A word-for-word restatement of the data is what is needed.
START Records for processing
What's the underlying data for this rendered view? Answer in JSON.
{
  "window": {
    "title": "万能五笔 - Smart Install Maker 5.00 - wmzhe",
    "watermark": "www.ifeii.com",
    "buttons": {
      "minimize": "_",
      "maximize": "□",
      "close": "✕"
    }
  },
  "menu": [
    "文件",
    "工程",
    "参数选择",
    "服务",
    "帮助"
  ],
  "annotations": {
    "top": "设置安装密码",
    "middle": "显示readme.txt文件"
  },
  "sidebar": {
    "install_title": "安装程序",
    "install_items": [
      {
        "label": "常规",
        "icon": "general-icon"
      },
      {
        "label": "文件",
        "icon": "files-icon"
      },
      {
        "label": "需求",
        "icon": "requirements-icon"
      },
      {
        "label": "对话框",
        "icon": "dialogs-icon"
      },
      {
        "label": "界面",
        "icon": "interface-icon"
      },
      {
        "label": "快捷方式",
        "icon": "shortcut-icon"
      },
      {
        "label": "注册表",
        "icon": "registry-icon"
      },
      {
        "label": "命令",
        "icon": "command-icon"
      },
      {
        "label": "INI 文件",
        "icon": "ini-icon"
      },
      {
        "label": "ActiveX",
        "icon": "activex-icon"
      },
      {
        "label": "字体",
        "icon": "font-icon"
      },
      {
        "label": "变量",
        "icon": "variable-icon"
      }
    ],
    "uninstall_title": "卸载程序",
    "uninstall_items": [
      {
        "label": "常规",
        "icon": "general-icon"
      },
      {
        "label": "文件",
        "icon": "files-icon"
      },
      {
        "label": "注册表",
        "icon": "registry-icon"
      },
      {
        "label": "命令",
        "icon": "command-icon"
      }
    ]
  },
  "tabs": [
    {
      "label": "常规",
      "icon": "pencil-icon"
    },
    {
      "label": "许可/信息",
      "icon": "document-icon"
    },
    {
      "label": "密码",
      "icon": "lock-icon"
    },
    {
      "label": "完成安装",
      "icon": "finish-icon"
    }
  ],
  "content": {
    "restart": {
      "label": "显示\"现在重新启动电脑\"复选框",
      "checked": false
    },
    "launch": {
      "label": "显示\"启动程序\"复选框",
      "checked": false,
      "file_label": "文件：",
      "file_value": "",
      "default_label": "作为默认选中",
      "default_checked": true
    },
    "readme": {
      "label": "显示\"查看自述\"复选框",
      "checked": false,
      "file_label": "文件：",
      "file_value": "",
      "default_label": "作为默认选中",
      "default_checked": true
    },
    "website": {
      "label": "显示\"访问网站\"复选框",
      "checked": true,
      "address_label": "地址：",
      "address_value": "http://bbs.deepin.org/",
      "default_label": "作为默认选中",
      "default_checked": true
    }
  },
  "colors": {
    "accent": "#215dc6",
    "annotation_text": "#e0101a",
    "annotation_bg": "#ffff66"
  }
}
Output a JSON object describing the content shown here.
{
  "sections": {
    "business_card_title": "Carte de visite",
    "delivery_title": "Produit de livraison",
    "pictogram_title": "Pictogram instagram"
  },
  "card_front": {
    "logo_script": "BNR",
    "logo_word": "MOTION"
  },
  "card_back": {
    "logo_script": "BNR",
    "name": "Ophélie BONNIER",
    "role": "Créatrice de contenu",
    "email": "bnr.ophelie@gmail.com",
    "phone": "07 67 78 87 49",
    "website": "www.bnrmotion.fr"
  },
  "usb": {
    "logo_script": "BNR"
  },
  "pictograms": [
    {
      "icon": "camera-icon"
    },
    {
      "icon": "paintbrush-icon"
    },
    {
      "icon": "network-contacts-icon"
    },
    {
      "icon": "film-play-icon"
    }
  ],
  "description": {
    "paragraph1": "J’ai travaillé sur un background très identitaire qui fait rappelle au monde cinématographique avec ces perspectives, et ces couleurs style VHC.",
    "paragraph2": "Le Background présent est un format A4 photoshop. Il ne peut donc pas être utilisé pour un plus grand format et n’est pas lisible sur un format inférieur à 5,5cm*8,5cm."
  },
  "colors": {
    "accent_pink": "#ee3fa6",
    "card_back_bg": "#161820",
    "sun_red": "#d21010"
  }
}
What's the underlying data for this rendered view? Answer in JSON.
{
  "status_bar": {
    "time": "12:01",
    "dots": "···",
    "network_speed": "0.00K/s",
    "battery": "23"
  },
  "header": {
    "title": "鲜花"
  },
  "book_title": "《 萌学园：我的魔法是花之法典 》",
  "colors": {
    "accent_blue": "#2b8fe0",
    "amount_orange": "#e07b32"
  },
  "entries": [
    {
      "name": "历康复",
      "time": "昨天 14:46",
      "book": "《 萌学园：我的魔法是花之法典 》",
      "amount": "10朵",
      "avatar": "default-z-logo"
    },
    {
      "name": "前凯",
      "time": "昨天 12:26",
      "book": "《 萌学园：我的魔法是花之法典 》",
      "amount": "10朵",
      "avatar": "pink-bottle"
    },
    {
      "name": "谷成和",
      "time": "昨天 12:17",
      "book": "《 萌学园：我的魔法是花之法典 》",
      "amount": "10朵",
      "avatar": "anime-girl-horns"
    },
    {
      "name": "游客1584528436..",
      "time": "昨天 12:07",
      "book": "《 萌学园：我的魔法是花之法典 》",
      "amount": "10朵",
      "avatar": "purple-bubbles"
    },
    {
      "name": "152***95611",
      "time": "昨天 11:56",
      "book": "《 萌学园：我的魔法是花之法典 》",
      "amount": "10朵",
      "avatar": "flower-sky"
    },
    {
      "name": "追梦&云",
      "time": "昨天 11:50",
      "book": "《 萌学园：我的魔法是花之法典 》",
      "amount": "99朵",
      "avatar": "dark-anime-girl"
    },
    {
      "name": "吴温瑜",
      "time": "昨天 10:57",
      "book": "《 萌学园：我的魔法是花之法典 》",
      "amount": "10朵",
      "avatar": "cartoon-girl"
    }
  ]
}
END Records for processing
• Response to this exercise
What's the underlying data for this rendered view? Answer in JSON.
{
  "window": {
    "title": "万能五笔 - Smart Install Maker 5.00 - wmzhe",
    "watermark": "www.ifeii.com",
    "buttons": {
      "minimize": "_",
      "maximize": "□",
      "close": "✕"
    }
  },
  "menu": [
    "文件",
    "工程",
    "参数选择",
    "服务",
    "帮助"
  ],
  "annotations": {
    "top": "设置安装密码",
    "middle": "显示readme.txt文件"
  },
  "sidebar": {
    "install_title": "安装程序",
    "install_items": [
      {
        "label": "常规",
        "icon": "general-icon"
      },
      {
        "label": "文件",
        "icon": "files-icon"
      },
      {
        "label": "需求",
        "icon": "requirements-icon"
      },
      {
        "label": "对话框",
        "icon": "dialogs-icon"
      },
      {
        "label": "界面",
        "icon": "interface-icon"
      },
      {
        "label": "快捷方式",
        "icon": "shortcut-icon"
      },
      {
        "label": "注册表",
        "icon": "registry-icon"
      },
      {
        "label": "命令",
        "icon": "command-icon"
      },
      {
        "label": "INI 文件",
        "icon": "ini-icon"
      },
      {
        "label": "ActiveX",
        "icon": "activex-icon"
      },
      {
        "label": "字体",
        "icon": "font-icon"
      },
      {
        "label": "变量",
        "icon": "variable-icon"
      }
    ],
    "uninstall_title": "卸载程序",
    "uninstall_items": [
      {
        "label": "常规",
        "icon": "general-icon"
      },
      {
        "label": "文件",
        "icon": "files-icon"
      },
      {
        "label": "注册表",
        "icon": "registry-icon"
      },
      {
        "label": "命令",
        "icon": "command-icon"
      }
    ]
  },
  "tabs": [
    {
      "label": "常规",
      "icon": "pencil-icon"
    },
    {
      "label": "许可/信息",
      "icon": "document-icon"
    },
    {
      "label": "密码",
      "icon": "lock-icon"
    },
    {
      "label": "完成安装",
      "icon": "finish-icon"
    }
  ],
  "content": {
    "restart": {
      "label": "显示\"现在重新启动电脑\"复选框",
      "checked": false
    },
    "launch": {
      "label": "显示\"启动程序\"复选框",
      "checked": false,
      "file_label": "文件：",
      "file_value": "",
      "default_label": "作为默认选中",
      "default_checked": true
    },
    "readme": {
      "label": "显示\"查看自述\"复选框",
      "checked": false,
      "file_label": "文件：",
      "file_value": "",
      "default_label": "作为默认选中",
      "default_checked": true
    },
    "website": {
      "label": "显示\"访问网站\"复选框",
      "checked": true,
      "address_label": "地址：",
      "address_value": "http://bbs.deepin.org/",
      "default_label": "作为默认选中",
      "default_checked": true
    }
  },
  "colors": {
    "accent": "#215dc6",
    "annotation_text": "#e0101a",
    "annotation_bg": "#ffff66"
  }
}
Output a JSON object describing the content shown here.
{
  "sections": {
    "business_card_title": "Carte de visite",
    "delivery_title": "Produit de livraison",
    "pictogram_title": "Pictogram instagram"
  },
  "card_front": {
    "logo_script": "BNR",
    "logo_word": "MOTION"
  },
  "card_back": {
    "logo_script": "BNR",
    "name": "Ophélie BONNIER",
    "role": "Créatrice de contenu",
    "email": "bnr.ophelie@gmail.com",
    "phone": "07 67 78 87 49",
    "website": "www.bnrmotion.fr"
  },
  "usb": {
    "logo_script": "BNR"
  },
  "pictograms": [
    {
      "icon": "camera-icon"
    },
    {
      "icon": "paintbrush-icon"
    },
    {
      "icon": "network-contacts-icon"
    },
    {
      "icon": "film-play-icon"
    }
  ],
  "description": {
    "paragraph1": "J’ai travaillé sur un background très identitaire qui fait rappelle au monde cinématographique avec ces perspectives, et ces couleurs style VHC.",
    "paragraph2": "Le Background présent est un format A4 photoshop. Il ne peut donc pas être utilisé pour un plus grand format et n’est pas lisible sur un format inférieur à 5,5cm*8,5cm."
  },
  "colors": {
    "accent_pink": "#ee3fa6",
    "card_back_bg": "#161820",
    "sun_red": "#d21010"
  }
}
What's the underlying data for this rendered view? Answer in JSON.
{
  "status_bar": {
    "time": "12:01",
    "dots": "···",
    "network_speed": "0.00K/s",
    "battery": "23"
  },
  "header": {
    "title": "鲜花"
  },
  "book_title": "《 萌学园：我的魔法是花之法典 》",
  "colors": {
    "accent_blue": "#2b8fe0",
    "amount_orange": "#e07b32"
  },
  "entries": [
    {
      "name": "历康复",
      "time": "昨天 14:46",
      "book": "《 萌学园：我的魔法是花之法典 》",
      "amount": "10朵",
      "avatar": "default-z-logo"
    },
    {
      "name": "前凯",
      "time": "昨天 12:26",
      "book": "《 萌学园：我的魔法是花之法典 》",
      "amount": "10朵",
      "avatar": "pink-bottle"
    },
    {
      "name": "谷成和",
      "time": "昨天 12:17",
      "book": "《 萌学园：我的魔法是花之法典 》",
      "amount": "10朵",
      "avatar": "anime-girl-horns"
    },
    {
      "name": "游客1584528436..",
      "time": "昨天 12:07",
      "book": "《 萌学园：我的魔法是花之法典 》",
      "amount": "10朵",
      "avatar": "purple-bubbles"
    },
    {
      "name": "152***95611",
      "time": "昨天 11:56",
      "book": "《 萌学园：我的魔法是花之法典 》",
      "amount": "10朵",
      "avatar": "flower-sky"
    },
    {
      "name": "追梦&云",
      "time": "昨天 11:50",
      "book": "《 萌学园：我的魔法是花之法典 》",
      "amount": "99朵",
      "avatar": "dark-anime-girl"
    },
    {
      "name": "吴温瑜",
      "time": "昨天 10:57",
      "book": "《 萌学园：我的魔法是花之法典 》",
      "amount": "10朵",
      "avatar": "cartoon-girl"
    }
  ]
}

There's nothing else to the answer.